---------- RECORDED DATA

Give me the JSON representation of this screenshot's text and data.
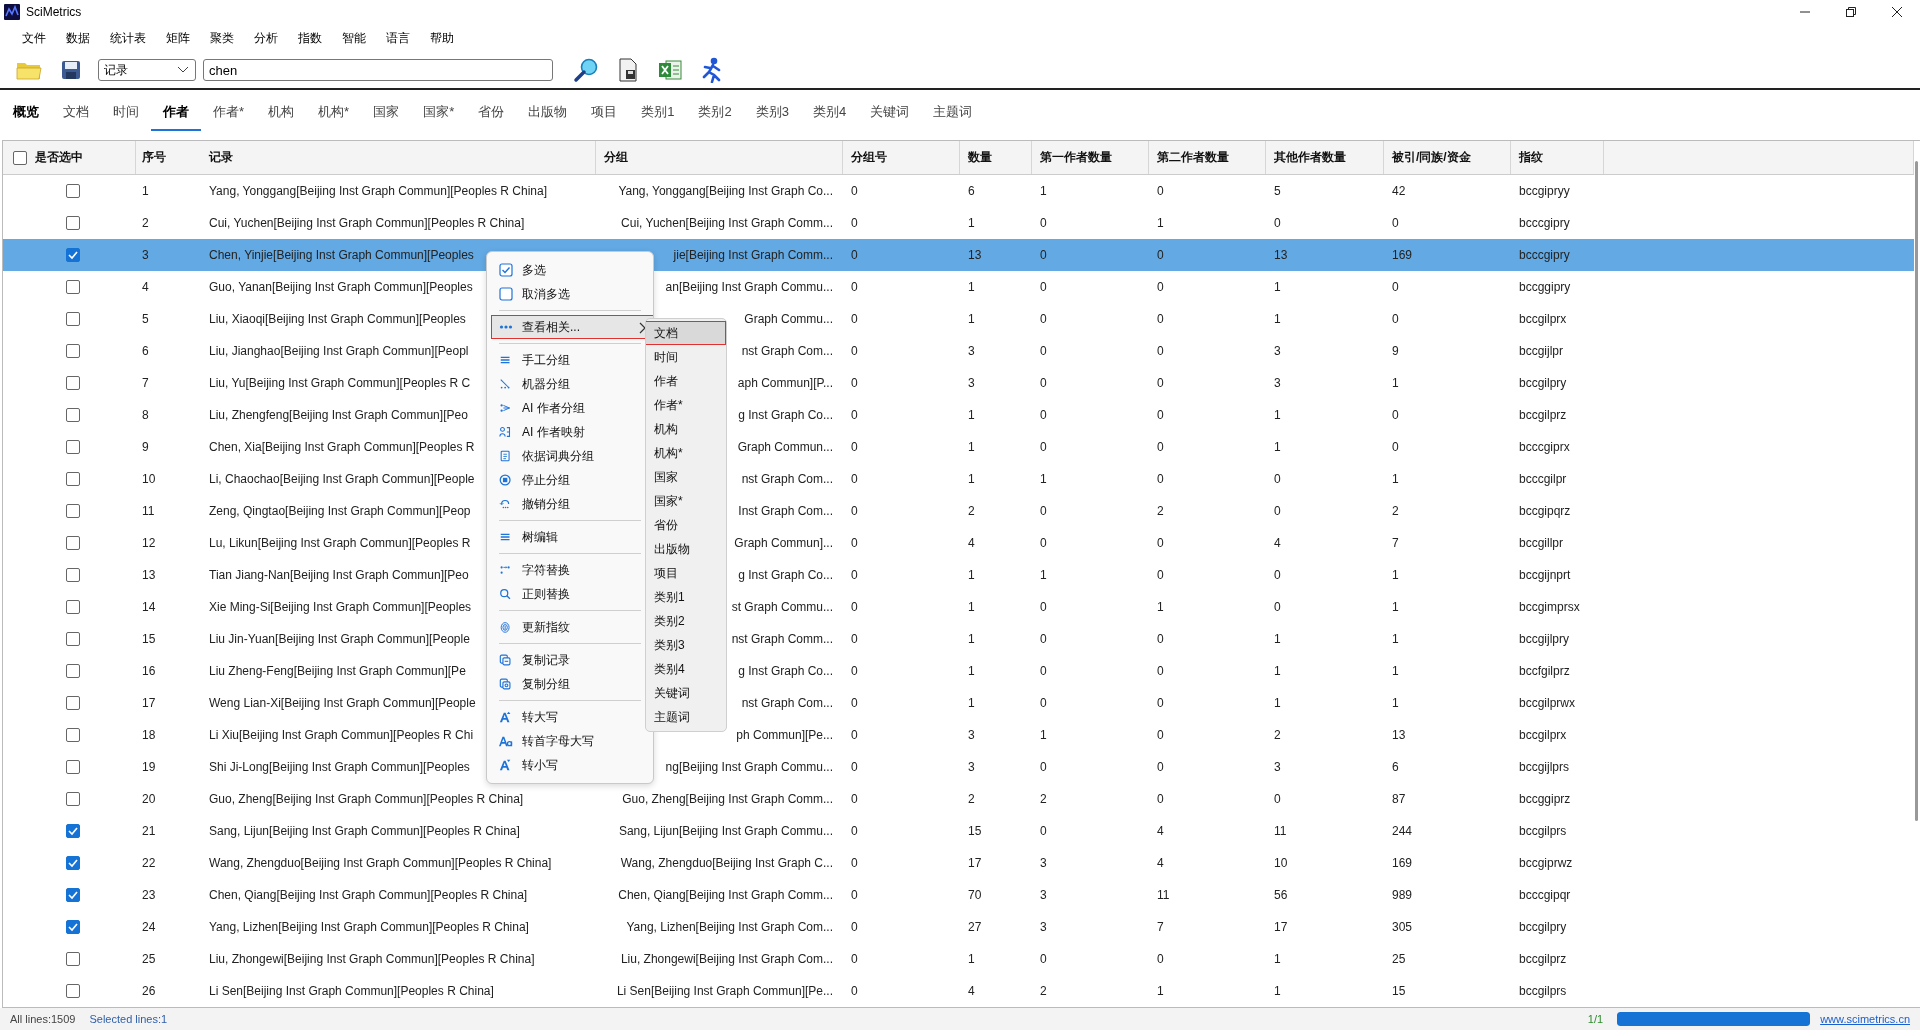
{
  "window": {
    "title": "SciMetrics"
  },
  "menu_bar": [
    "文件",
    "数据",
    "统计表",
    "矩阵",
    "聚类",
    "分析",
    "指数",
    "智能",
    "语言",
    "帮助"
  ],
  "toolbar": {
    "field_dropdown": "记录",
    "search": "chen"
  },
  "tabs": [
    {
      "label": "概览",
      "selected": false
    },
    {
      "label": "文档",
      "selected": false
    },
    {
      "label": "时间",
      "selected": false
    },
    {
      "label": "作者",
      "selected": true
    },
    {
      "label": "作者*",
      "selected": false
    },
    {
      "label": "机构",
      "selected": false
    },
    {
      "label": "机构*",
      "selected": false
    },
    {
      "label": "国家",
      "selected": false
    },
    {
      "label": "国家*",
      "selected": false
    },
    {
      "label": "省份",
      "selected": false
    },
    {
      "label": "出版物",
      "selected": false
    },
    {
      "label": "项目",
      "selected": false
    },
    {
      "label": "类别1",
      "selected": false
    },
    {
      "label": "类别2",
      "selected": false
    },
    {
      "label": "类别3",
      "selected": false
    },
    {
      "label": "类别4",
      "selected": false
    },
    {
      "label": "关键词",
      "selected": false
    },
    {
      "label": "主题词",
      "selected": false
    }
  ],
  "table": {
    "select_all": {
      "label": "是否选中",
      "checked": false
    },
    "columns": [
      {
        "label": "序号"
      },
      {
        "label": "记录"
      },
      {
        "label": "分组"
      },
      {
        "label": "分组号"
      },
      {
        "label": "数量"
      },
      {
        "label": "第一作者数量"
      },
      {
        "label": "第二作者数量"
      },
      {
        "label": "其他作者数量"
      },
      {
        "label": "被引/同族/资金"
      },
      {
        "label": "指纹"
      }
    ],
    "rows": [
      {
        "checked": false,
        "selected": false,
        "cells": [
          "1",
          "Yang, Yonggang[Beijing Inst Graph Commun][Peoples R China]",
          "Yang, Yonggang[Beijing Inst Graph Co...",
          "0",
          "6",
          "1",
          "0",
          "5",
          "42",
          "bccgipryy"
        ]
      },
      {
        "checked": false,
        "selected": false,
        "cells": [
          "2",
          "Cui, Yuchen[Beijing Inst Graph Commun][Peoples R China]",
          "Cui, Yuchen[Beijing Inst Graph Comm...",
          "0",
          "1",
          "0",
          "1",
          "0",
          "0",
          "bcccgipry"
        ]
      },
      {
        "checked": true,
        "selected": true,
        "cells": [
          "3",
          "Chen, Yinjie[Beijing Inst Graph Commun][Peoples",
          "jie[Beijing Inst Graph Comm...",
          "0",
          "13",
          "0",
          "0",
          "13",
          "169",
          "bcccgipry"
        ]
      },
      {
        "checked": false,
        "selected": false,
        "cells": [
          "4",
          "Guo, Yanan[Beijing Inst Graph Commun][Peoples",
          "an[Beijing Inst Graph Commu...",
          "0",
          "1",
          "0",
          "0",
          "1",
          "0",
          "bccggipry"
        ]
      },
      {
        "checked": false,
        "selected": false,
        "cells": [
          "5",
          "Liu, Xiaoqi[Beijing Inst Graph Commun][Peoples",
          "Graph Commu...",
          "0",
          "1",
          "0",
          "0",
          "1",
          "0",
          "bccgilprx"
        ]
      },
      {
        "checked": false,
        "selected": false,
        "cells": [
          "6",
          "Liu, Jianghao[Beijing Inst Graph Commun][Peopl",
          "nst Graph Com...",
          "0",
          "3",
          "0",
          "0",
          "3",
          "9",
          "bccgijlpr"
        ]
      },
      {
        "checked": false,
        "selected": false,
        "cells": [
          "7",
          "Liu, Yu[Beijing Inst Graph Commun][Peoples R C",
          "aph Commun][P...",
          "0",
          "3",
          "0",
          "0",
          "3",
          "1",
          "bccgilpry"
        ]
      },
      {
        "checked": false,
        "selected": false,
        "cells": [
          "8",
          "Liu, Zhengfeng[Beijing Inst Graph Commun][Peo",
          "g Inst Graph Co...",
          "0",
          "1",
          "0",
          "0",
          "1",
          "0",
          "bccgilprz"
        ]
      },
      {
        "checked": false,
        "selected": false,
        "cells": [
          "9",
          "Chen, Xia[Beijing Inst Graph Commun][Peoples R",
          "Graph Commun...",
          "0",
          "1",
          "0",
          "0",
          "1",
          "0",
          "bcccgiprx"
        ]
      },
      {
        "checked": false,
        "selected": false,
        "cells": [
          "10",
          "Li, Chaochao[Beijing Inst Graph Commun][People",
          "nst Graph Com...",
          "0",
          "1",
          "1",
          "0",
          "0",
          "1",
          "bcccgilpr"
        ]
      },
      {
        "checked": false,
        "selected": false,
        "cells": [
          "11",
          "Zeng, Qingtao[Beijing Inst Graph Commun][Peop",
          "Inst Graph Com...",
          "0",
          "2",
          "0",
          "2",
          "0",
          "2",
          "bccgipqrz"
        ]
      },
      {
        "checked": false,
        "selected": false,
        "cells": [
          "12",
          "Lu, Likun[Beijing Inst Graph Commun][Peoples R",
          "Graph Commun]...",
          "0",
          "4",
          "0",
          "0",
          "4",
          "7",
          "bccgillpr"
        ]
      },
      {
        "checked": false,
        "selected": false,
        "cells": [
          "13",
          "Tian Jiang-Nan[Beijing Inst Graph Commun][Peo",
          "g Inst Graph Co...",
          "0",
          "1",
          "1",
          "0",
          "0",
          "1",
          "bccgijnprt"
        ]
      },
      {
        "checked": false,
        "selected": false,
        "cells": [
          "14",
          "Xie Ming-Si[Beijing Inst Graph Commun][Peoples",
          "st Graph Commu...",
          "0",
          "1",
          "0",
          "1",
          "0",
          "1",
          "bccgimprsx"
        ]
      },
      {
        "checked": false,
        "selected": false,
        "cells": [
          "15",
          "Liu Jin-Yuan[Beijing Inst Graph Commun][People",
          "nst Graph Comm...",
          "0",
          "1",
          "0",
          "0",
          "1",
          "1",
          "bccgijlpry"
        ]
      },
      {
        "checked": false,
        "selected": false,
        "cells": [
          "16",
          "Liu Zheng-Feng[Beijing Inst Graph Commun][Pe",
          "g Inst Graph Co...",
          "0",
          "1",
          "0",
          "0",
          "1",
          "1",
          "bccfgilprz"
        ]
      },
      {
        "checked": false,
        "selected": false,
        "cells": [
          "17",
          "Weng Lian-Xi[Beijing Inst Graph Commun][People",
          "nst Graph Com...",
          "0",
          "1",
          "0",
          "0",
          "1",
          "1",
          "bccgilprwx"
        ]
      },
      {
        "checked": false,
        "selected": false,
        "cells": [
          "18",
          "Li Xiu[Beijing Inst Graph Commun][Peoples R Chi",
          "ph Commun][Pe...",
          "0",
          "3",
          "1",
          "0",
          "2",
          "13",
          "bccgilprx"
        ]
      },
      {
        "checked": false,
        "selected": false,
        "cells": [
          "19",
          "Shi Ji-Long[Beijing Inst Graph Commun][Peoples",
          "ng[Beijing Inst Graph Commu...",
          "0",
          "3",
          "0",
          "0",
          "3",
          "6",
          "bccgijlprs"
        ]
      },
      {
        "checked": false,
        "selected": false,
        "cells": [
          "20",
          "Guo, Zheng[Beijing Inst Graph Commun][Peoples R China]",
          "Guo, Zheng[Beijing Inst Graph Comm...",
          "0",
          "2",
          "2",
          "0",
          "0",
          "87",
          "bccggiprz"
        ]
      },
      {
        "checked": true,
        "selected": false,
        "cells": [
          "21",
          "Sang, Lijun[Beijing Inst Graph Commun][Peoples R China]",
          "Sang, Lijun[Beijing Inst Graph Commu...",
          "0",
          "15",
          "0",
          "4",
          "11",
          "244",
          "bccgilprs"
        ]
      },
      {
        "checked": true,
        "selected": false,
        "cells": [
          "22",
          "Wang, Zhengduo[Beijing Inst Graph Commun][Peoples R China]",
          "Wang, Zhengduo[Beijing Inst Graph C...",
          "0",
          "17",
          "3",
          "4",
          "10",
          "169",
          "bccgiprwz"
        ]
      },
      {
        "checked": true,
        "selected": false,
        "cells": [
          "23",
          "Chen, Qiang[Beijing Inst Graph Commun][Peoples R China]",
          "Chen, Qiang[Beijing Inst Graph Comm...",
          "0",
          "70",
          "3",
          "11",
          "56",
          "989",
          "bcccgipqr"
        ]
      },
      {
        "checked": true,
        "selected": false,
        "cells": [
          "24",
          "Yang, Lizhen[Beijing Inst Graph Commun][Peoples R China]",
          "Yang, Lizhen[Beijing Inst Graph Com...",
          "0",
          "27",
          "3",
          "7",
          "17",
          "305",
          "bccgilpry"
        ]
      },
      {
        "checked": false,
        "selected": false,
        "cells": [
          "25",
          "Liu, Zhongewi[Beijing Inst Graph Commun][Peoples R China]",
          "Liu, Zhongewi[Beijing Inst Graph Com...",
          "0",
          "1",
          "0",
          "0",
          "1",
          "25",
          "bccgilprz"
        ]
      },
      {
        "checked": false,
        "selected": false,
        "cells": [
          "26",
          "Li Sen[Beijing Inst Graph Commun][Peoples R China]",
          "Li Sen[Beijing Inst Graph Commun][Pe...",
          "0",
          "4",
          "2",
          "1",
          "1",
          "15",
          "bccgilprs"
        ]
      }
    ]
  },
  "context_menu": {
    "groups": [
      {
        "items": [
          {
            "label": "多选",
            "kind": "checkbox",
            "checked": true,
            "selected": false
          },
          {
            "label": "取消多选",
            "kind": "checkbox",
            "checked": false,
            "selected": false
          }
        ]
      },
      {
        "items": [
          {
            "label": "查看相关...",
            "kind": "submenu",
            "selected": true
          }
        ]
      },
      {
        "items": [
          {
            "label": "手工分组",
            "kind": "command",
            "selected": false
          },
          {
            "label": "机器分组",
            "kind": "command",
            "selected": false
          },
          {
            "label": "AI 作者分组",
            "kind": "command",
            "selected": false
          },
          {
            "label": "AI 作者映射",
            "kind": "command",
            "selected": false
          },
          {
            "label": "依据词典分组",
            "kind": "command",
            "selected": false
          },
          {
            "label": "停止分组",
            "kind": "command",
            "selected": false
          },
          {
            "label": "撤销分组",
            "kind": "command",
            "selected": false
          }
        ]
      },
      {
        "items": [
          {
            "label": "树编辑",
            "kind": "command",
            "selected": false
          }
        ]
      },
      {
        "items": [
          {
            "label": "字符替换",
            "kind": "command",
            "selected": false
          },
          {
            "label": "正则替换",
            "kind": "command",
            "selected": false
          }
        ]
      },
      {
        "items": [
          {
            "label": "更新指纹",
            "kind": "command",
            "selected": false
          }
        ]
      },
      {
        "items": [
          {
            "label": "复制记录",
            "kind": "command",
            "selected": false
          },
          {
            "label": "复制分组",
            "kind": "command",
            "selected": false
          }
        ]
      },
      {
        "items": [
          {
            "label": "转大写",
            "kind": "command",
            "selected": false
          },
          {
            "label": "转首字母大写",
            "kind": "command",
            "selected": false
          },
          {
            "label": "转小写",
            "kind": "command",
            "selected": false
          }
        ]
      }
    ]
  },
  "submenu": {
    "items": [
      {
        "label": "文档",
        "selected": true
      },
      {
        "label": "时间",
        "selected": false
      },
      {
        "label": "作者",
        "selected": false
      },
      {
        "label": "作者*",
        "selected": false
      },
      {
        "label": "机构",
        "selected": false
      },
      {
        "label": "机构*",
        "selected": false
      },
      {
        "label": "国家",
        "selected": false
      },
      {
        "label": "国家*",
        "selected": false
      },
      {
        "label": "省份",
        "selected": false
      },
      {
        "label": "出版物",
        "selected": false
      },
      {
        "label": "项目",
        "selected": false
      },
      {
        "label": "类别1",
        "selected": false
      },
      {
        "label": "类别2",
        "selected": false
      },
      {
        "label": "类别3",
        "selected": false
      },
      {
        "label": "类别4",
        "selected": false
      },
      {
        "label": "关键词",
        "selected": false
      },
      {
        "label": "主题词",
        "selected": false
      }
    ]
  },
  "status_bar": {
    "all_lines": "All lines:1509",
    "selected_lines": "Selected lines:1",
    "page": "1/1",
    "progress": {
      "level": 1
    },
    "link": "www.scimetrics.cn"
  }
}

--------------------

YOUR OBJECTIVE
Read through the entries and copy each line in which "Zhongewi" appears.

ANSWER TO THIS EXERCISE
          "Liu, Zhongewi[Beijing Inst Graph Commun][Peoples R China]",
          "Liu, Zhongewi[Beijing Inst Graph Com...",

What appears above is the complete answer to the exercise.